Failure will certainly come by neglecting the things listed earlier under “Fundamentals.” This would be failure by omission. Failure also occurs by commission; that is, we practice things that are unhealthy for our Sunday School.
1. Closed Curriculum
Closed curriculum is any literature that builds from one week to the next in such a way that would be inappropriate for new people to join a few weeks into it. You cannot practice open enrollment with closed curriculum. The number one task of Sunday School is to reach people, so why would you use a curriculum that discourages people from joining? We want Sunday School to be an “open door” ministry that is “open” each week. There are many great curricula that should be used in closed discipleship groups but not for Sunday School. The only exception would be to start a new class around a subject matter that would draw people not currently in Sunday School.
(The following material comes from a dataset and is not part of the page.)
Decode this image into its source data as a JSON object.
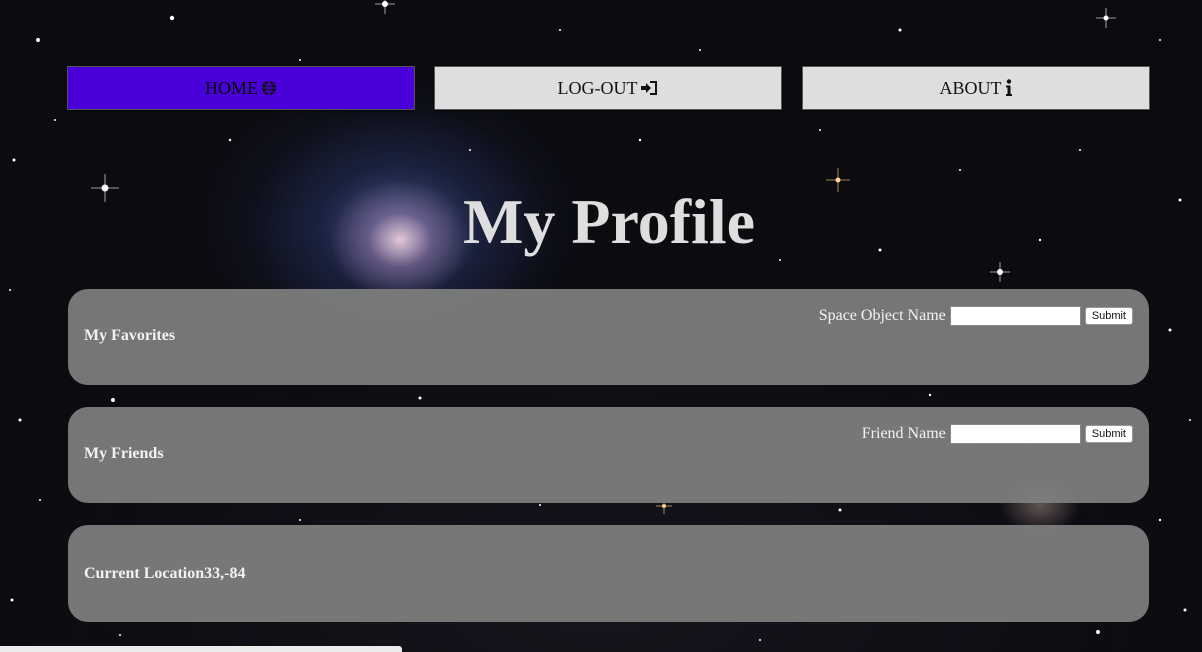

Use this curriculum for one quarter only and then convert the class to an ongoing class using open curriculum and provide them a list of prospects to pursue. Any ongoing Sunday School class that is closed to new people is using rabbit ears for reception instead of high-definition technology.
2. Master Teachers
Some churches have decided that it would be best to take a handful of their best teachers and put everyone into their classes. The rationale is that people would receive the very best teaching available. On the surface this looks good, but this approach has many flaws.
• This approach eventually forces all classes to be large. Some people do not like large classes, and this would discourage them from getting involved.
• This approach diminishes the ability to incorporate different teaching methods. The larger the class the more a teacher is forced to lecture. Many people are kinetic learners and thrive on personal activity.
• This approach does not develop more teachers. If only the best teach, then no one else is afforded the opportunity to grow as a teacher. Even the great teachers needed time to develop. If a master teacher system were practiced, eventually you would run out of teachers.
• This approach reduces the number of teachers, which reduces the number of classes, which reduces the size of your workforce. There is a trickle-down effect. Limiting the number of teachers ultimately reduces the number of outreach leaders, care group leaders, etc. You take an army and whittle it down to a squad.
• This approach hinders relationship building—the larger the group, the more lecture; the less interaction, the less relationship building.
• This approach is detrimental to people opening up and sharing hurts and needs. The smaller the group, the more open and transparent people are. Conversely, a large class generates people who are less vulnerable. Imagine this scenario: A couple just found out that their teenage son has been smoking marijuana. They are devastated; they are hurting like never before. They come to Sunday School needing friends to put their arms around them, love on them, and pray for them. When the time comes to share prayer requests, they are uncomfortable exposing this to such a large class. So they keep it to themselves. They leave Sunday School that morning carrying the same pain as they entered with because they were never placed in an environment conducive to make this known. Therefore, it is imperative that large classes have time for care groups to meet!
A healthy Sunday School should pursue the three purposes that form the foundation of a high-definition Sunday School, follow the five fundamentals of a high-definition Sunday School, and avoid the two failures of a standard-definition Sunday School. A Sunday School that builds on these principles positions herself for an explosion of growth instead of an implosion.
Taylor, A. (2009). Sunday school in hd. Nashville: B&H.